**Exercise prompt:** Write out the records once more, exactly as given.

Items from a data source
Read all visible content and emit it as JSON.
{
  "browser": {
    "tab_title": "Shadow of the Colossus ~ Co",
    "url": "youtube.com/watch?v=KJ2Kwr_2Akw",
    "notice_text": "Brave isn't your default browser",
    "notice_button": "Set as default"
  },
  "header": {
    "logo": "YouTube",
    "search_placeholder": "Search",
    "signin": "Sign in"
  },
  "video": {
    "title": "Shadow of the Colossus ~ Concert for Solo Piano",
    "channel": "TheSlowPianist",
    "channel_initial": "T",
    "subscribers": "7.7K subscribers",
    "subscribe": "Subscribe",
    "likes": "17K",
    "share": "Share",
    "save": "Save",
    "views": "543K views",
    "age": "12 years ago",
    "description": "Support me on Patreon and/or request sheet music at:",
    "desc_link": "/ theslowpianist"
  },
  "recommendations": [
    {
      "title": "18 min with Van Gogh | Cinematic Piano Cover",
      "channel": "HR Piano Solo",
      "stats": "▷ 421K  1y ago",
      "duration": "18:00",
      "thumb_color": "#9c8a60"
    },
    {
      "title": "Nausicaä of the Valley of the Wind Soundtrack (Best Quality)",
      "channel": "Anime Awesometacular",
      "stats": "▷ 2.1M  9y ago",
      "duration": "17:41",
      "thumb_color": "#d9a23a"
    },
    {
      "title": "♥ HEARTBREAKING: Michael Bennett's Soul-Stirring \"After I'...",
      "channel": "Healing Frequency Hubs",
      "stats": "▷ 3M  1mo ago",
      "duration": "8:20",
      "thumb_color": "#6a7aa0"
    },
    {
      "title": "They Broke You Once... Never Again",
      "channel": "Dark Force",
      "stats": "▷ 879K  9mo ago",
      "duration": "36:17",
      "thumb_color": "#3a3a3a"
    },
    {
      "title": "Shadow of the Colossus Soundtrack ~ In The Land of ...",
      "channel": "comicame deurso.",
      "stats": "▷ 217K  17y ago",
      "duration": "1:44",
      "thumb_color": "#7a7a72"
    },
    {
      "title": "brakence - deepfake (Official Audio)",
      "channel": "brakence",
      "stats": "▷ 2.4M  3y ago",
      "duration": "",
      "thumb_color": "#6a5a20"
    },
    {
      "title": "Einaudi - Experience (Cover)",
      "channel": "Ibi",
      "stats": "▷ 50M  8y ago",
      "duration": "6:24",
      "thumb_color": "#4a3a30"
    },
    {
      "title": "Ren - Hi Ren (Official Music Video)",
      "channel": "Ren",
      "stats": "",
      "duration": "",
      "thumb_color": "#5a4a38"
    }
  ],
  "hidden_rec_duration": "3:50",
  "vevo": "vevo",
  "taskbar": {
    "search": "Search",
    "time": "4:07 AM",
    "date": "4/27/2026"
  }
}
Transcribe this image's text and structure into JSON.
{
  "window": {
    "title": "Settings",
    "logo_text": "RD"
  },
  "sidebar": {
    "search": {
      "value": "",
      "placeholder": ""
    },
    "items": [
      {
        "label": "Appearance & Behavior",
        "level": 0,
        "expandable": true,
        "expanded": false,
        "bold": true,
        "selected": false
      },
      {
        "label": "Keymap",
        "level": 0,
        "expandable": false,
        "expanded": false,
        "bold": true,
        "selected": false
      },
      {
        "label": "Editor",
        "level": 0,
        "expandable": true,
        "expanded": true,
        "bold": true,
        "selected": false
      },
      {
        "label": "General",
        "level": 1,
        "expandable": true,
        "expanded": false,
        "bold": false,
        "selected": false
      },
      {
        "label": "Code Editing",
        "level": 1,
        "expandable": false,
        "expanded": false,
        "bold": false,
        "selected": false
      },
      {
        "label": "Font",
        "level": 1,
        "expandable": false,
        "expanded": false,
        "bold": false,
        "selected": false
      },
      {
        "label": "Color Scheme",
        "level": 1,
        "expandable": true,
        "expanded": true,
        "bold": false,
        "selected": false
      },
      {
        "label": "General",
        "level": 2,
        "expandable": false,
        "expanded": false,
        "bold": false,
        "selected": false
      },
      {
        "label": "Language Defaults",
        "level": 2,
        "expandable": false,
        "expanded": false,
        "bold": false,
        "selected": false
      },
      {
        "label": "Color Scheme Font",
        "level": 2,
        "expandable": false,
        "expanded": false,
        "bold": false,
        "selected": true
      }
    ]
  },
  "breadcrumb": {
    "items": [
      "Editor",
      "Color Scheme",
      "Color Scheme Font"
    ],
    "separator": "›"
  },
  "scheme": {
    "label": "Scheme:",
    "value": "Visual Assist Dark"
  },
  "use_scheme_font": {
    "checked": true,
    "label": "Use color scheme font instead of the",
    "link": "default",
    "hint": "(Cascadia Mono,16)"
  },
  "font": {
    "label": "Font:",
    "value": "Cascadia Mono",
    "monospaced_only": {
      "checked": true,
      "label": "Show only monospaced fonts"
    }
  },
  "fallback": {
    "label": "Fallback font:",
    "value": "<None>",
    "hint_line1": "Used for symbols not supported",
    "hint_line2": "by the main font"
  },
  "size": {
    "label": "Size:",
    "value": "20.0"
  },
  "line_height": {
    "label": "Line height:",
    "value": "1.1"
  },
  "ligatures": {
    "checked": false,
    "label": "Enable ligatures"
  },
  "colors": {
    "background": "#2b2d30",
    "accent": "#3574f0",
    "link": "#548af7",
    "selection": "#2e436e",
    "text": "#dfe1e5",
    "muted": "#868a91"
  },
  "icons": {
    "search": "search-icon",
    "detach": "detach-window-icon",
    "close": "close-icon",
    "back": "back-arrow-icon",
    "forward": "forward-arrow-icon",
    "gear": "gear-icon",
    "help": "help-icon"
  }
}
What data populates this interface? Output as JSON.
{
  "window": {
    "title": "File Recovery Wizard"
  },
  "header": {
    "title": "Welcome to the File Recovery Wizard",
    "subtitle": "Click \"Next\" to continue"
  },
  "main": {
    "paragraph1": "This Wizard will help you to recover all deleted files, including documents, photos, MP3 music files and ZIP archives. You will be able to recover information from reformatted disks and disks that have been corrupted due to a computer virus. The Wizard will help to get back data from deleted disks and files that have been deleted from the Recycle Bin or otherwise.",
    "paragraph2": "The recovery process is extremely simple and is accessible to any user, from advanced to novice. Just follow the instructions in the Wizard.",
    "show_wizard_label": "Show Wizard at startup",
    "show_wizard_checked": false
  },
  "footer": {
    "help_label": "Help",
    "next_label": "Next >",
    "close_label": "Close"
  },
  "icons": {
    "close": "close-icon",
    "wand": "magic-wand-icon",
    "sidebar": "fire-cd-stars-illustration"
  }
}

**Task answer:**
Read all visible content and emit it as JSON.
{
  "browser": {
    "tab_title": "Shadow of the Colossus ~ Co",
    "url": "youtube.com/watch?v=KJ2Kwr_2Akw",
    "notice_text": "Brave isn't your default browser",
    "notice_button": "Set as default"
  },
  "header": {
    "logo": "YouTube",
    "search_placeholder": "Search",
    "signin": "Sign in"
  },
  "video": {
    "title": "Shadow of the Colossus ~ Concert for Solo Piano",
    "channel": "TheSlowPianist",
    "channel_initial": "T",
    "subscribers": "7.7K subscribers",
    "subscribe": "Subscribe",
    "likes": "17K",
    "share": "Share",
    "save": "Save",
    "views": "543K views",
    "age": "12 years ago",
    "description": "Support me on Patreon and/or request sheet music at:",
    "desc_link": "/ theslowpianist"
  },
  "recommendations": [
    {
      "title": "18 min with Van Gogh | Cinematic Piano Cover",
      "channel": "HR Piano Solo",
      "stats": "▷ 421K  1y ago",
      "duration": "18:00",
      "thumb_color": "#9c8a60"
    },
    {
      "title": "Nausicaä of the Valley of the Wind Soundtrack (Best Quality)",
      "channel": "Anime Awesometacular",
      "stats": "▷ 2.1M  9y ago",
      "duration": "17:41",
      "thumb_color": "#d9a23a"
    },
    {
      "title": "♥ HEARTBREAKING: Michael Bennett's Soul-Stirring \"After I'...",
      "channel": "Healing Frequency Hubs",
      "stats": "▷ 3M  1mo ago",
      "duration": "8:20",
      "thumb_color": "#6a7aa0"
    },
    {
      "title": "They Broke You Once... Never Again",
      "channel": "Dark Force",
      "stats": "▷ 879K  9mo ago",
      "duration": "36:17",
      "thumb_color": "#3a3a3a"
    },
    {
      "title": "Shadow of the Colossus Soundtrack ~ In The Land of ...",
      "channel": "comicame deurso.",
      "stats": "▷ 217K  17y ago",
      "duration": "1:44",
      "thumb_color": "#7a7a72"
    },
    {
      "title": "brakence - deepfake (Official Audio)",
      "channel": "brakence",
      "stats": "▷ 2.4M  3y ago",
      "duration": "",
      "thumb_color": "#6a5a20"
    },
    {
      "title": "Einaudi - Experience (Cover)",
      "channel": "Ibi",
      "stats": "▷ 50M  8y ago",
      "duration": "6:24",
      "thumb_color": "#4a3a30"
    },
    {
      "title": "Ren - Hi Ren (Official Music Video)",
      "channel": "Ren",
      "stats": "",
      "duration": "",
      "thumb_color": "#5a4a38"
    }
  ],
  "hidden_rec_duration": "3:50",
  "vevo": "vevo",
  "taskbar": {
    "search": "Search",
    "time": "4:07 AM",
    "date": "4/27/2026"
  }
}
Transcribe this image's text and structure into JSON.
{
  "window": {
    "title": "Settings",
    "logo_text": "RD"
  },
  "sidebar": {
    "search": {
      "value": "",
      "placeholder": ""
    },
    "items": [
      {
        "label": "Appearance & Behavior",
        "level": 0,
        "expandable": true,
        "expanded": false,
        "bold": true,
        "selected": false
      },
      {
        "label": "Keymap",
        "level": 0,
        "expandable": false,
        "expanded": false,
        "bold": true,
        "selected": false
      },
      {
        "label": "Editor",
        "level": 0,
        "expandable": true,
        "expanded": true,
        "bold": true,
        "selected": false
      },
      {
        "label": "General",
        "level": 1,
        "expandable": true,
        "expanded": false,
        "bold": false,
        "selected": false
      },
      {
        "label": "Code Editing",
        "level": 1,
        "expandable": false,
        "expanded": false,
        "bold": false,
        "selected": false
      },
      {
        "label": "Font",
        "level": 1,
        "expandable": false,
        "expanded": false,
        "bold": false,
        "selected": false
      },
      {
        "label": "Color Scheme",
        "level": 1,
        "expandable": true,
        "expanded": true,
        "bold": false,
        "selected": false
      },
      {
        "label": "General",
        "level": 2,
        "expandable": false,
        "expanded": false,
        "bold": false,
        "selected": false
      },
      {
        "label": "Language Defaults",
        "level": 2,
        "expandable": false,
        "expanded": false,
        "bold": false,
        "selected": false
      },
      {
        "label": "Color Scheme Font",
        "level": 2,
        "expandable": false,
        "expanded": false,
        "bold": false,
        "selected": true
      }
    ]
  },
  "breadcrumb": {
    "items": [
      "Editor",
      "Color Scheme",
      "Color Scheme Font"
    ],
    "separator": "›"
  },
  "scheme": {
    "label": "Scheme:",
    "value": "Visual Assist Dark"
  },
  "use_scheme_font": {
    "checked": true,
    "label": "Use color scheme font instead of the",
    "link": "default",
    "hint": "(Cascadia Mono,16)"
  },
  "font": {
    "label": "Font:",
    "value": "Cascadia Mono",
    "monospaced_only": {
      "checked": true,
      "label": "Show only monospaced fonts"
    }
  },
  "fallback": {
    "label": "Fallback font:",
    "value": "<None>",
    "hint_line1": "Used for symbols not supported",
    "hint_line2": "by the main font"
  },
  "size": {
    "label": "Size:",
    "value": "20.0"
  },
  "line_height": {
    "label": "Line height:",
    "value": "1.1"
  },
  "ligatures": {
    "checked": false,
    "label": "Enable ligatures"
  },
  "colors": {
    "background": "#2b2d30",
    "accent": "#3574f0",
    "link": "#548af7",
    "selection": "#2e436e",
    "text": "#dfe1e5",
    "muted": "#868a91"
  },
  "icons": {
    "search": "search-icon",
    "detach": "detach-window-icon",
    "close": "close-icon",
    "back": "back-arrow-icon",
    "forward": "forward-arrow-icon",
    "gear": "gear-icon",
    "help": "help-icon"
  }
}
What data populates this interface? Output as JSON.
{
  "window": {
    "title": "File Recovery Wizard"
  },
  "header": {
    "title": "Welcome to the File Recovery Wizard",
    "subtitle": "Click \"Next\" to continue"
  },
  "main": {
    "paragraph1": "This Wizard will help you to recover all deleted files, including documents, photos, MP3 music files and ZIP archives. You will be able to recover information from reformatted disks and disks that have been corrupted due to a computer virus. The Wizard will help to get back data from deleted disks and files that have been deleted from the Recycle Bin or otherwise.",
    "paragraph2": "The recovery process is extremely simple and is accessible to any user, from advanced to novice. Just follow the instructions in the Wizard.",
    "show_wizard_label": "Show Wizard at startup",
    "show_wizard_checked": false
  },
  "footer": {
    "help_label": "Help",
    "next_label": "Next >",
    "close_label": "Close"
  },
  "icons": {
    "close": "close-icon",
    "wand": "magic-wand-icon",
    "sidebar": "fire-cd-stars-illustration"
  }
}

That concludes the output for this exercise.